After two weeknight dinners and a weekend lunch, I've found that this kitchen uses, for the most part, fine ingredients, such as prime seafood and select vegetables, but that not everything succeeds. That fresh fish is, more often than not, overcooked. Similar heapings of haricots verts and creamy garlic mashed potatoes show up on too many plates. And there often is too much salt or too much sugar or too much of both.
That said, the appetizer list includes some welcome options. My favorite starter is the lightly coated coconut fried shrimp, which is one of the best renditions of this dish I have tasted, despite the under-ripe fruit in the salsa; the accompanying sweet-and-sour dipping sauce favors the former. A zestier sauce, this one tomato-based, comes with the four meaty and good-size broiled crustaceans in the jumbo shrimp appetizer. A creamy, savory dip made with lightly smoked trout, to be scooped up with very buttery slices of baguette, would be great for a party -- and it comes in a portion big enough for a crowd. I would pass on the heavy crab bread, which tastes mostly of goopy melted cheese rather than crab. But an iron skillet, the handle neatly wrapped in a crisp black napkin, is a glorious showcase for a fluffy dome of crusted cornbread, the edges beautifully browned. Unfortunately, it was a tad too sweet and made more so by a topping of honey-laced butter.
For lunch, the club sandwich of lightly blackened salmon and thick-cut smoky bacon is first-rate, the toasted bread moistened just enough with a mayonnaise-based dressing. The entire plate is heaped with excellent house-made potato chips. In a salute to Louisiana, a po' boy sandwich on a soft roll, filled with succulent blackened catfish, hits the right spot. On the lighter side, the Caesar salad is just adequate, with romaine leaves lightly tossed with an inoffensive dressing and then topped with relatively flavorless Parmesan cheese. For a few dollars more, you can add a few strips of spicy blackened chicken, salmon or catfish, and, as Emeril would say, "kick it up a notch." A salad of fried green tomato slices and blackened shrimp atop a crisp mesclun lettuce mix is marred only by too much of the really nice tomato-horseradish dressing. And if you order the plump, fresh-tasting crab cakes, made with jumbo lump meat and an acceptable amount of filler, it's easy to remember that Chesapeake Bay is not far away.
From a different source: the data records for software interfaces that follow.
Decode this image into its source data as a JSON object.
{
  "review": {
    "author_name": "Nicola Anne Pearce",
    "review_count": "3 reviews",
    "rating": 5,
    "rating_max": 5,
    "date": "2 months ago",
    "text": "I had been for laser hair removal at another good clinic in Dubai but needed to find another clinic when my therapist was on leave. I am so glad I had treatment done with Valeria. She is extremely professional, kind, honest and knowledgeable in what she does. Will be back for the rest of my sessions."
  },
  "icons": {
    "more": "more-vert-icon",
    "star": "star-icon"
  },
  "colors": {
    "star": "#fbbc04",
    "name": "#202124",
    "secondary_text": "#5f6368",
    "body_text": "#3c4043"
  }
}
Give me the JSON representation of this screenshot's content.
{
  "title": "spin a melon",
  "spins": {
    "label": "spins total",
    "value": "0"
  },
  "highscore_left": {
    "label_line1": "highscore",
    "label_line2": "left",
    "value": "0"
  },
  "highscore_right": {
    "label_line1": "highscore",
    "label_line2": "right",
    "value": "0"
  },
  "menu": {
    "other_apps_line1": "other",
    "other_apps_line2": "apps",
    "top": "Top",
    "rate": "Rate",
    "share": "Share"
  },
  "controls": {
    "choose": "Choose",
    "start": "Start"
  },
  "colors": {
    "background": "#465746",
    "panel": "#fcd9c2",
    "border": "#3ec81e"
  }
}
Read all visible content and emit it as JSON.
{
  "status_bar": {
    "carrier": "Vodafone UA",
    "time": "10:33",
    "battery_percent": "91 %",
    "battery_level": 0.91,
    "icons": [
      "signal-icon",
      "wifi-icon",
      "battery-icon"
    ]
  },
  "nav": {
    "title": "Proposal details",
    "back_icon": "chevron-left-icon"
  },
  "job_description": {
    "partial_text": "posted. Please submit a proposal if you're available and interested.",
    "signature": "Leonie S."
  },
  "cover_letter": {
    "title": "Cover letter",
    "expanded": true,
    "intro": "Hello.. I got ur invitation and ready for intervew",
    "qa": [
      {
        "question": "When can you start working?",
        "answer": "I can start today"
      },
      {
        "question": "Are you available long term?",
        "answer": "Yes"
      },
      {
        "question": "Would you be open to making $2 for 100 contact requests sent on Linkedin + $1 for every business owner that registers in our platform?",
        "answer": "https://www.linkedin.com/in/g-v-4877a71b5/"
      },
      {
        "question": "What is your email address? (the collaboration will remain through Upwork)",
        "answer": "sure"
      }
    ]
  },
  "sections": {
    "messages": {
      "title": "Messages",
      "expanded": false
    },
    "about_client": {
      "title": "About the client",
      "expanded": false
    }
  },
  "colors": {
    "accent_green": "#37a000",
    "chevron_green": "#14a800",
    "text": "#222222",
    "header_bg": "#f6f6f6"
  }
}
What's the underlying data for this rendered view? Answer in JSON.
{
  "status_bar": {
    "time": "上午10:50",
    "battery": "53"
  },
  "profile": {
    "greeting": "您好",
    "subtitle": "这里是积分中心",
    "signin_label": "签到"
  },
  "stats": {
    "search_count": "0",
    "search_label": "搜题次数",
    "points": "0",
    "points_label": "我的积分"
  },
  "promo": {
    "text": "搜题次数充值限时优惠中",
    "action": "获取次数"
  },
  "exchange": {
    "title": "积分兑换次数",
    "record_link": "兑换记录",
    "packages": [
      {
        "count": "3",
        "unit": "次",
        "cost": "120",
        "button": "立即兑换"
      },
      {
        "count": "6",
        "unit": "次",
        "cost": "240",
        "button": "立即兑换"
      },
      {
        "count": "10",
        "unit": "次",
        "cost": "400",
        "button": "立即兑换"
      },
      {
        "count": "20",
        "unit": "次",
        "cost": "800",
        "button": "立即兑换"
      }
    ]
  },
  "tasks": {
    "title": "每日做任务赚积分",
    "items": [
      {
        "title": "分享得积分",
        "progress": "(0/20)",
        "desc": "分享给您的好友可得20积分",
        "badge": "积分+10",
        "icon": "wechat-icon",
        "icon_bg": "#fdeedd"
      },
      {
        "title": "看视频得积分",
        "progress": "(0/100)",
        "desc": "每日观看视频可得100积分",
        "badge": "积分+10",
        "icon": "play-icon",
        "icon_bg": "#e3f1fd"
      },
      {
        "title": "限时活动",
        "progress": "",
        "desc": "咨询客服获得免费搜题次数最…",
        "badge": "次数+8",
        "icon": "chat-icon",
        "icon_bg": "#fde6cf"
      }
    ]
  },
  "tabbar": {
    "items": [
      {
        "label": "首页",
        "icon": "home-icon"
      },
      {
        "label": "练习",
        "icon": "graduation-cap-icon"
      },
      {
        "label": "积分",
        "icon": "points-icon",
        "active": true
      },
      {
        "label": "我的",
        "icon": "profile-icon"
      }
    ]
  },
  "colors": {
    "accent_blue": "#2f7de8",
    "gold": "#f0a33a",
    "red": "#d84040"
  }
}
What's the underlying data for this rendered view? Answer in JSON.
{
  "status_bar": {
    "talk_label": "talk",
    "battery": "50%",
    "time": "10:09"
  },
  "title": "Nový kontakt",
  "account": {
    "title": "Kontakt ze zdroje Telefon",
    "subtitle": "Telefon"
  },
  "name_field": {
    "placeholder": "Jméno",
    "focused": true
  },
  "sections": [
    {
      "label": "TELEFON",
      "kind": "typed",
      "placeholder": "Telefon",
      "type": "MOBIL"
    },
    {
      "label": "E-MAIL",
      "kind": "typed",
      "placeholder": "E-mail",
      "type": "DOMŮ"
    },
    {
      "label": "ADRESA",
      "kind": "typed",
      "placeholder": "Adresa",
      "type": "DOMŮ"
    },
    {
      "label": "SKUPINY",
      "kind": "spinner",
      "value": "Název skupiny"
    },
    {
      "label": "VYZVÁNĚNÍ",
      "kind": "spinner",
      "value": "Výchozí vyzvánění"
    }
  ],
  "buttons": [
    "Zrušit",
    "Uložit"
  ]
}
The service staff is enthusiastic but could use more training. One evening, a waitress brings our appetizers and, a minute later, the entrees, turning the table into an over-the-top seafood buffet for four. Every few minutes she's back asking, "Is everything okay?" Then she brings the check in the middle of the meal without regard to whether dessert or coffee is in the offing. But what the waiters and waitresses lack in polish they make up in friendliness. Everyone puts on a happy face.
In the entree category, simple is best. Lightly seasoned or blackened portions of grilled, broiled or pan-fried fish or shellfish are safe bets. And for those who don't care for things that swim, there are also a New York strip steak and grilled pork chops on the menu. If you must, the best of the four desserts is the warm pecan pie, drizzled with caramel. Even that isn't really worth the calories. I'd spend them, instead, next door at the Cold Stone Creamery ice cream shop.
Still, the relaxed atmosphere of Stonefish makes it a great place for a quick crab cake and cocktail before a movie or after hitting the stores in the mall. And chef Long tells me there is plenty of memory available on his flash drives for the menu additions that he's dreaming up.
Walter Nicholls is a reporter for The Post's Food section. Tom Sietsema is on assignment.